This recently released book is the second installment in a planned trilogy by these authors, who between them have the better part of a century of training. The first book, “Aikido Basics”, is now a staple in bookstores, arriving on the market in 2003. The third offering, “Aikido Weapons Techniques”, is due in the spring of 2006.
I applauded the first book, because it hit the target exactly as a basic primer, and was so objective in its approach, even to subjects that are often polarizing between various styles. This second book is similarly objective, and once again focuses accurately on the demographic for which it is aimed, that being the somewhat experienced practitioner, who has a good foundation of training under his belt (pun intended), and is looking at the deeper topics and for answers to some of the tougher questions. “OK, what goals do I set now?” “Is there more?” “How do I add focus on the philosophical aspects of my Aikido?”

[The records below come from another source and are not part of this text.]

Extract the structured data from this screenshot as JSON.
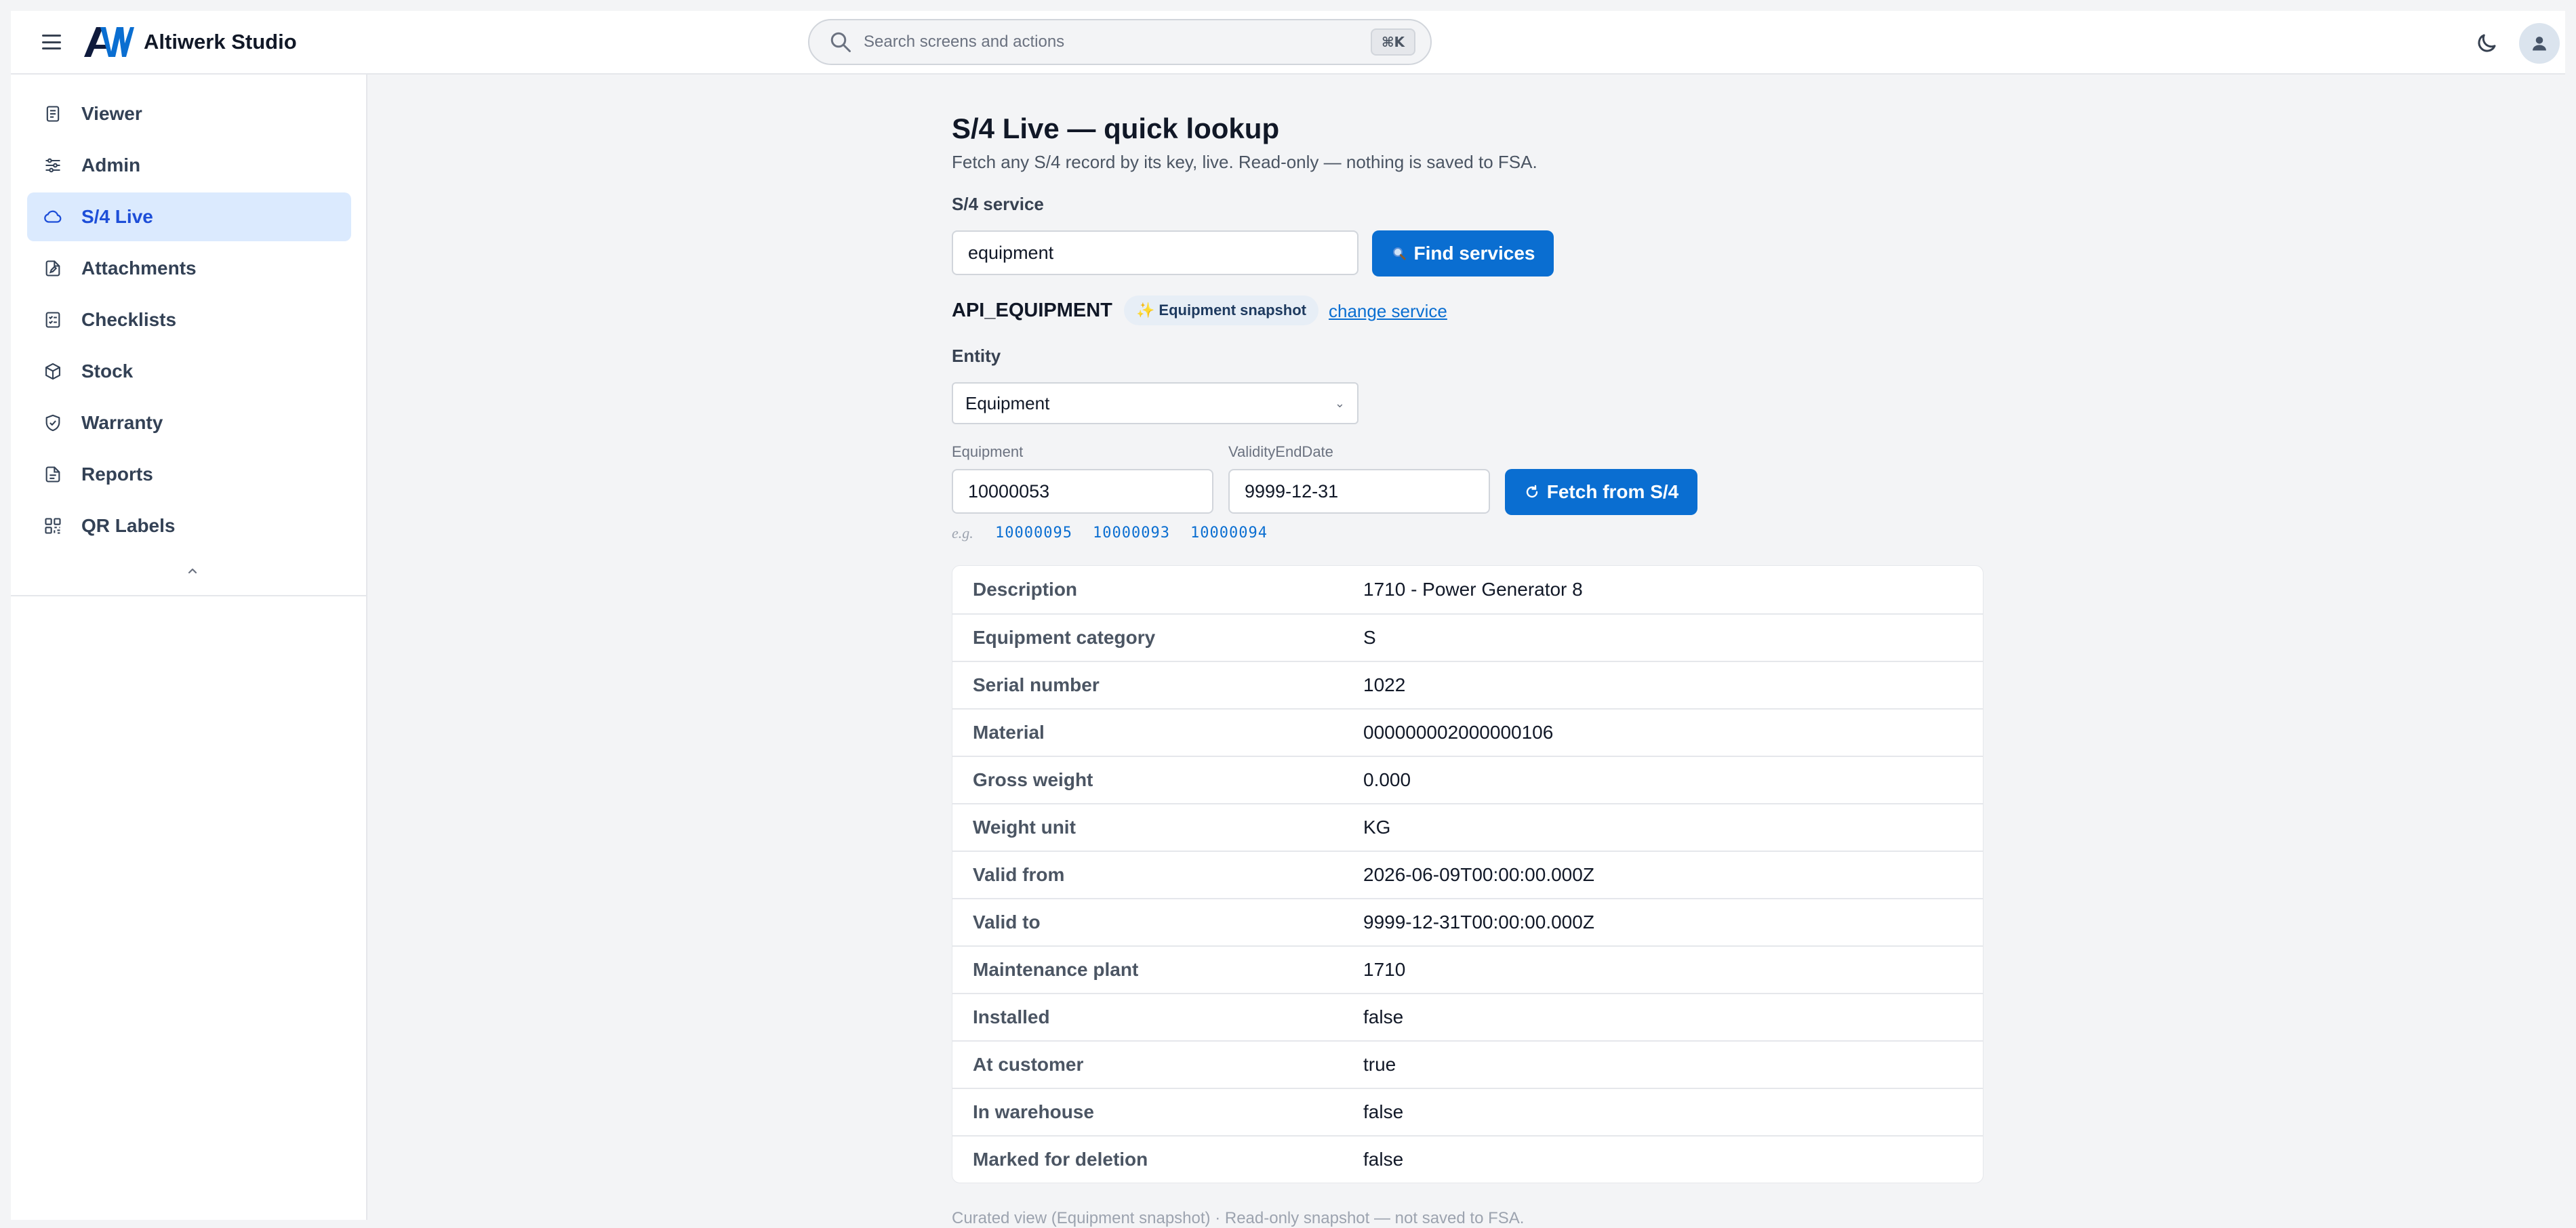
{
  "app": {
    "title": "Altiwerk Studio"
  },
  "search": {
    "placeholder": "Search screens and actions",
    "shortcut": "⌘K"
  },
  "sidebar": {
    "items": [
      {
        "label": "Viewer",
        "icon": "document-icon",
        "active": false
      },
      {
        "label": "Admin",
        "icon": "sliders-icon",
        "active": false
      },
      {
        "label": "S/4 Live",
        "icon": "cloud-icon",
        "active": true
      },
      {
        "label": "Attachments",
        "icon": "file-edit-icon",
        "active": false
      },
      {
        "label": "Checklists",
        "icon": "checklist-icon",
        "active": false
      },
      {
        "label": "Stock",
        "icon": "box-icon",
        "active": false
      },
      {
        "label": "Warranty",
        "icon": "shield-check-icon",
        "active": false
      },
      {
        "label": "Reports",
        "icon": "report-icon",
        "active": false
      },
      {
        "label": "QR Labels",
        "icon": "qr-icon",
        "active": false
      }
    ]
  },
  "main": {
    "title": "S/4 Live — quick lookup",
    "subtitle": "Fetch any S/4 record by its key, live. Read-only — nothing is saved to FSA.",
    "service_label": "S/4 service",
    "service_value": "equipment",
    "find_button": "Find services",
    "service_name": "API_EQUIPMENT",
    "service_badge": "Equipment snapshot",
    "change_link": "change service",
    "entity_label": "Entity",
    "entity_value": "Equipment",
    "key_fields": [
      {
        "label": "Equipment",
        "value": "10000053"
      },
      {
        "label": "ValidityEndDate",
        "value": "9999-12-31"
      }
    ],
    "fetch_button": "Fetch from S/4",
    "examples_label": "e.g.",
    "examples": [
      "10000095",
      "10000093",
      "10000094"
    ],
    "result_rows": [
      {
        "key": "Description",
        "value": "1710 - Power Generator 8"
      },
      {
        "key": "Equipment category",
        "value": "S"
      },
      {
        "key": "Serial number",
        "value": "1022"
      },
      {
        "key": "Material",
        "value": "000000002000000106"
      },
      {
        "key": "Gross weight",
        "value": "0.000"
      },
      {
        "key": "Weight unit",
        "value": "KG"
      },
      {
        "key": "Valid from",
        "value": "2026-06-09T00:00:00.000Z"
      },
      {
        "key": "Valid to",
        "value": "9999-12-31T00:00:00.000Z"
      },
      {
        "key": "Maintenance plant",
        "value": "1710"
      },
      {
        "key": "Installed",
        "value": "false"
      },
      {
        "key": "At customer",
        "value": "true"
      },
      {
        "key": "In warehouse",
        "value": "false"
      },
      {
        "key": "Marked for deletion",
        "value": "false"
      }
    ],
    "footnote": "Curated view (Equipment snapshot) · Read-only snapshot — not saved to FSA."
  },
  "colors": {
    "accent": "#0a6ed1",
    "active_bg": "#dbeafe",
    "page_bg": "#f3f4f6"
  }
}
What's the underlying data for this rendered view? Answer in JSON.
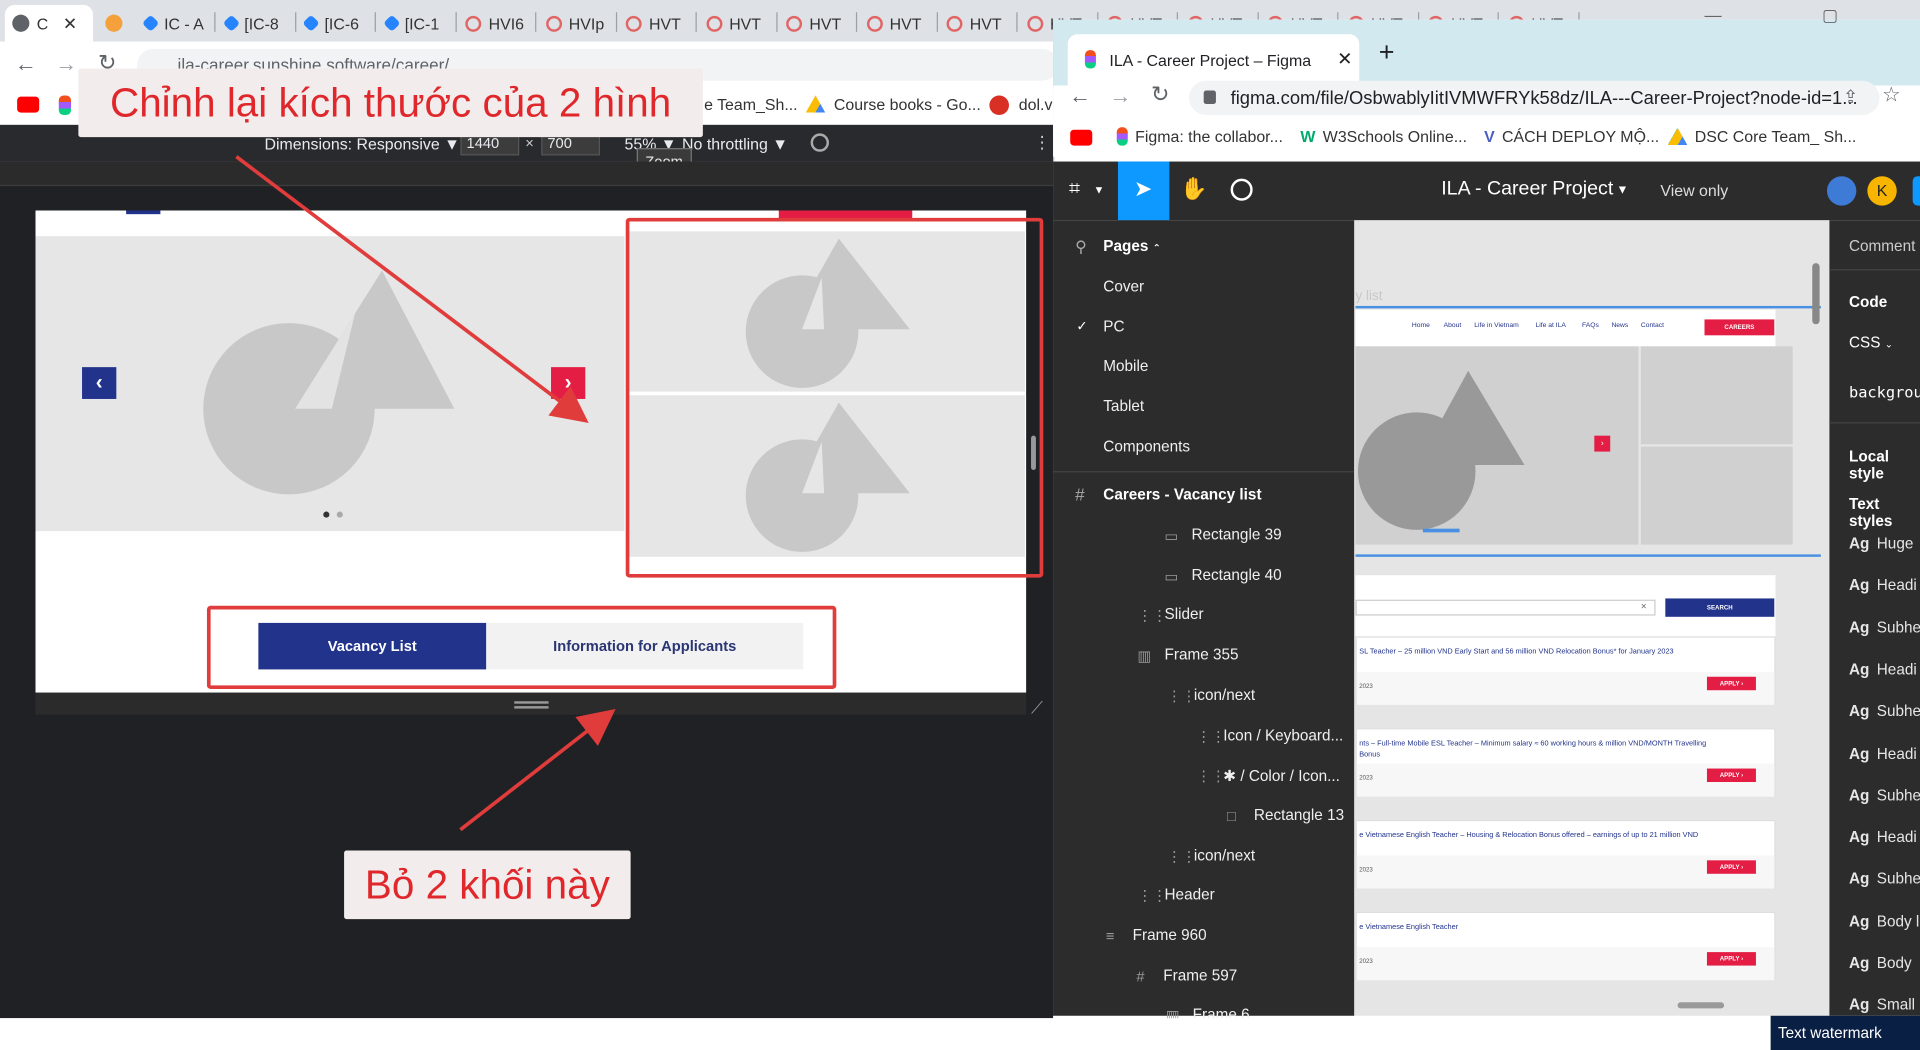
{
  "colors": {
    "accent_red": "#e03c3c",
    "navy": "#22338c",
    "pink": "#e41d44",
    "figma_dark": "#2c2c2c"
  },
  "left_browser": {
    "tabs": [
      "C",
      "IC - A",
      "[IC-8",
      "[IC-6",
      "[IC-1",
      "HVI6",
      "HVIp",
      "HVT",
      "HVT",
      "HVT",
      "HVT",
      "HVT",
      "HVT",
      "HVT",
      "HVT",
      "HVT",
      "HVT",
      "HVT",
      "HVT"
    ],
    "url": "ila-career.sunshine.software/career/",
    "bookmarks": [
      "e Team_Sh...",
      "Course books - Go...",
      "dol.vn"
    ],
    "devtools": {
      "dimensions": "Dimensions: Responsive ▼",
      "width": "1440",
      "height": "700",
      "zoom": "55% ▼",
      "throttle": "No throttling ▼",
      "zoom_tooltip": "Zoom"
    },
    "page": {
      "nav_prev": "‹",
      "nav_next": "›",
      "tab_vacancy": "Vacancy List",
      "tab_info": "Information for Applicants"
    }
  },
  "annotations": {
    "top": "Chỉnh lại kích thước của 2 hình",
    "bottom": "Bỏ 2 khối này"
  },
  "right_browser": {
    "tab_title": "ILA - Career Project – Figma",
    "new_tab": "+",
    "url": "figma.com/file/OsbwablyIitIVMWFRYk58dz/ILA---Career-Project?node-id=1...",
    "bookmarks": [
      "Figma: the collabor...",
      "W3Schools Online...",
      "CÁCH DEPLOY MỘ...",
      "DSC Core Team_ Sh..."
    ],
    "figma": {
      "project": "ILA - Career Project",
      "view_only": "View only",
      "avatar_letter": "K",
      "pages_label": "Pages",
      "pages": [
        "Cover",
        "PC",
        "Mobile",
        "Tablet",
        "Components"
      ],
      "frame": "Careers - Vacancy list",
      "layers": [
        "Rectangle 39",
        "Rectangle 40",
        "Slider",
        "Frame 355",
        "icon/next",
        "Icon / Keyboard...",
        "✱ / Color / Icon...",
        "Rectangle 13",
        "icon/next",
        "Header",
        "Frame 960",
        "Frame 597",
        "Frame 6"
      ],
      "right_panel": {
        "comment": "Comment",
        "code": "Code",
        "css": "CSS",
        "background": "backgroun",
        "local_styles": "Local style",
        "text_styles": "Text styles",
        "styles": [
          "Huge",
          "Headi",
          "Subhe",
          "Headi",
          "Subhe",
          "Headi",
          "Subhe",
          "Headi",
          "Subhe",
          "Body l",
          "Body",
          "Small"
        ]
      },
      "canvas": {
        "label": "y list",
        "nav": [
          "Home",
          "About",
          "Life in Vietnam",
          "Life at ILA",
          "FAQs",
          "News",
          "Contact"
        ],
        "careers_btn": "CAREERS",
        "search_btn": "SEARCH",
        "search_clear": "×",
        "jobs": [
          {
            "title": "SL Teacher – 25 million VND Early Start and 56 million VND Relocation Bonus* for January 2023",
            "date": "2023",
            "apply": "APPLY ›"
          },
          {
            "title": "nts – Full-time Mobile ESL Teacher – Minimum salary ≈ 60 working hours & million VND/MONTH Travelling Bonus",
            "date": "2023",
            "apply": "APPLY ›"
          },
          {
            "title": "e Vietnamese English Teacher – Housing & Relocation Bonus offered – earnings of up to 21 million VND",
            "date": "2023",
            "apply": "APPLY ›"
          },
          {
            "title": "e Vietnamese English Teacher",
            "date": "2023",
            "apply": "APPLY ›"
          }
        ]
      }
    }
  },
  "watermark": "Text watermark"
}
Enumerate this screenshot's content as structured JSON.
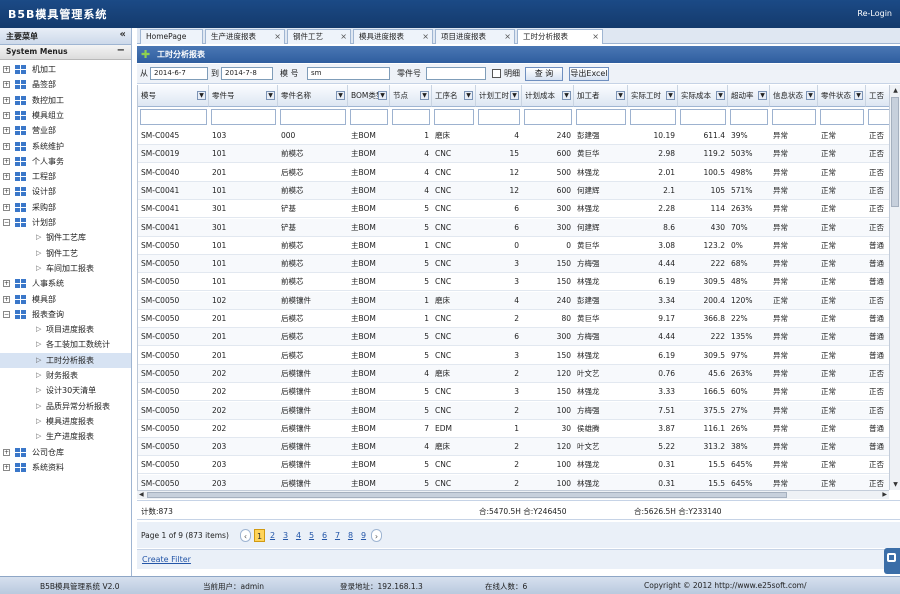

Although there is a good portion of this book devoted to technical issues, such as combination techniques, counters and reversals, and even strikes(!), what I like most about this book is the material dealing with applying the core philosophies of Aikido to one’s thinking, and to expanding one’s training into dimensions that keep things fresh and interesting. There are discussions dealing with the aikidoka who wishes to become a teacher, or who wants to explore the concepts of “ki” to improve his technique. There is material devoted to realistic application of techniques in a self-defense scenario. There are tips for getting the most out of attending seminars. There is commentary on demonstrations, and even competition (yikes). Yet, all of this is presented in a balanced and objective manner, with no particular emphasis on any one style. It is “beyond the basics” Aikido for the masses. Also included are transcripts of in-depth interviews by Stanley Pranin and Susan Perry, and a compilation of pertinent quotes by many distinguished instructors.
The writing combines the diverse and unquestionable technical expertise of Phong Thong Dang Sensei, and the considerable writing skills and devoted training of incurable “mat rat” Lynn Seiser Sensei, who will no doubt still be training after he is DEAD. The book is well formatted and easy to read; it is profusely illustrated, mostly with renderings created from photographs. The book speaks to a segment of the training population that many other works do not, and is a lot of bang for the buck. I recommend it as a fixture in any library. Borrow it if you have to, but buy it if you can. Find it at your local bookstore or martial arts supply, on amazon.com, or directly from Tuttle Publishing. Good show.